When investing offshore makes sense
Many South Africans have a habit of watching the exchange rate. Every time the rand takes a dip – tickling R15 to the US dollar, wobbling at R18 to the euro or getting anywhere near R20 to the UK pound – there’s a natural temptation to want to take your money and your investments overseas.
However, moving money offshore shouldn’t be the result of a reaction to short-term changes in the local environment, such as a sudden depreciation of the rand. Pieter Hugo, MD of Prudential Unit Trusts, points out that: “offshore exposure should be driven by your own investment goals and how best to achieve them within a longer-term financial plan”. He adds that having some international exposure in a portfolio has been proven to be beneficial for almost all long-term investors, since offshore investments add valuable diversification benefits, and enhance your opportunities for better returns.
This makes sense given that South Africa makes up not even 0.5% of the total market value of all globally listed shares – suggesting that there is significantly more opportunity internationally. But what exactly are your options? Do you have to invest in foreign currency or can you invest in rands? And where does your money actually go?

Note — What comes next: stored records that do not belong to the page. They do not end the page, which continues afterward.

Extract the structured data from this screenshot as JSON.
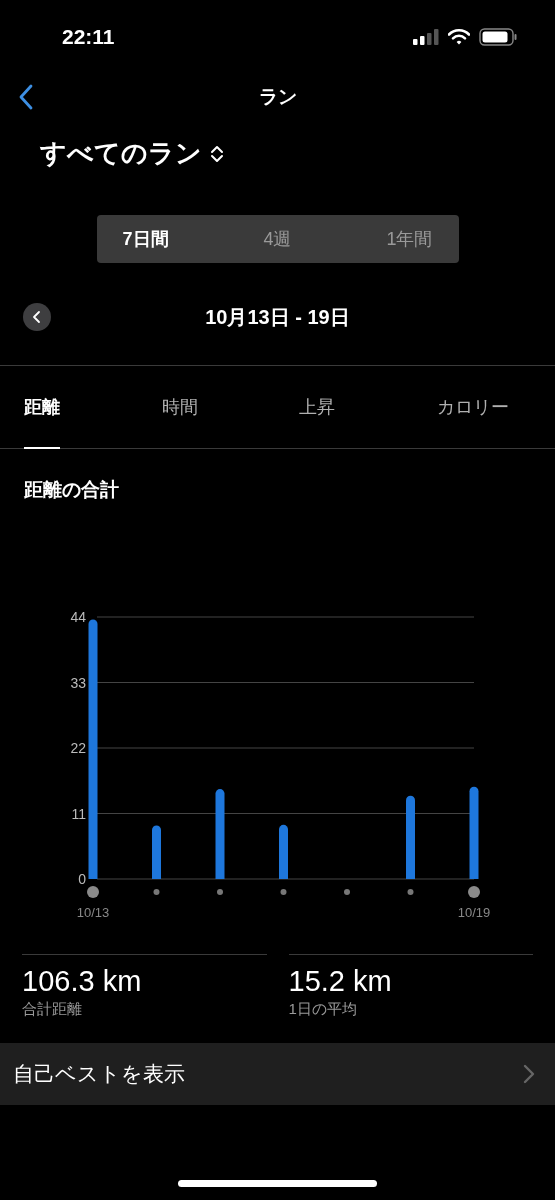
{
  "status_bar": {
    "time": "22:11"
  },
  "nav": {
    "title": "ラン"
  },
  "filter": {
    "label": "すべてのラン"
  },
  "period_tabs": [
    {
      "label": "7日間",
      "selected": true
    },
    {
      "label": "4週",
      "selected": false
    },
    {
      "label": "1年間",
      "selected": false
    }
  ],
  "date_range": {
    "label": "10月13日 - 19日"
  },
  "metric_tabs": [
    {
      "label": "距離",
      "selected": true
    },
    {
      "label": "時間",
      "selected": false
    },
    {
      "label": "上昇",
      "selected": false
    },
    {
      "label": "カロリー",
      "selected": false
    }
  ],
  "section": {
    "title": "距離の合計",
    "chart_data": {
      "type": "bar",
      "categories": [
        "10/13",
        null,
        null,
        null,
        null,
        null,
        "10/19"
      ],
      "values": [
        43.6,
        9.0,
        15.1,
        9.1,
        0,
        14.0,
        15.5
      ],
      "ylim": [
        0,
        44
      ],
      "yticks": [
        0,
        11,
        22,
        33,
        44
      ],
      "grid": true
    }
  },
  "stats": [
    {
      "value": "106.3 km",
      "label": "合計距離"
    },
    {
      "value": "15.2 km",
      "label": "1日の平均"
    }
  ],
  "personal_best": {
    "label": "自己ベストを表示"
  }
}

In terms of gaining offshore exposure through unit trusts, you have two basic options: investing directly in foreign currency or indirectly through rand-denominated funds.
Investing directly in foreign currency requires you to physically take your money offshore. You’ll need to open an overseas bank account, go through exchange controls, get a tax-clearance certificate from SARS, and send your rands overseas into the foreign currency funds of your choice. These types of funds usually have higher investment minimums than rand-denominated funds and tend to prefer lump-sum payments, rather than regular debit orders. Also, you will need to remember to comply with the legislated exchange control limits: South Africans are allowed to take R1 million out of the country every calendar year without a tax-clearance certificate or R10 million a year with tax clearance.
The second option lets you invest in such a way that your money never physically leaves South Africa, but your investment and currency exposure is still offshore. This can be tricky for new investors to get their heads around: basically, you invest in rands and get paid out in rands (into your local bank account), but your unit trust management company invests that money offshore (usually into another fund or a combination of different offshore funds). There’s no need for you to worry about buying foreign currency or getting a tax-clearance certificate. Another benefit is that you’re usually able to set up regular debit orders.
Prudential offers a range of offshore investments, Prudential Global Funds: we have four US dollar-denominated funds which are managed by our London-based parent company, M&G Investments, and four rand-denominated funds which invest directly into these offshore funds. With each of these options, you’ll get exposure to a whole new world of investment opportunities – allowing you to diversify your portfolio and expand your investment horizons.
If you’re interested in investing offshore, speak to your financial adviser, contact our Client Services Team on 0860 105 775 or email us at email@example.com.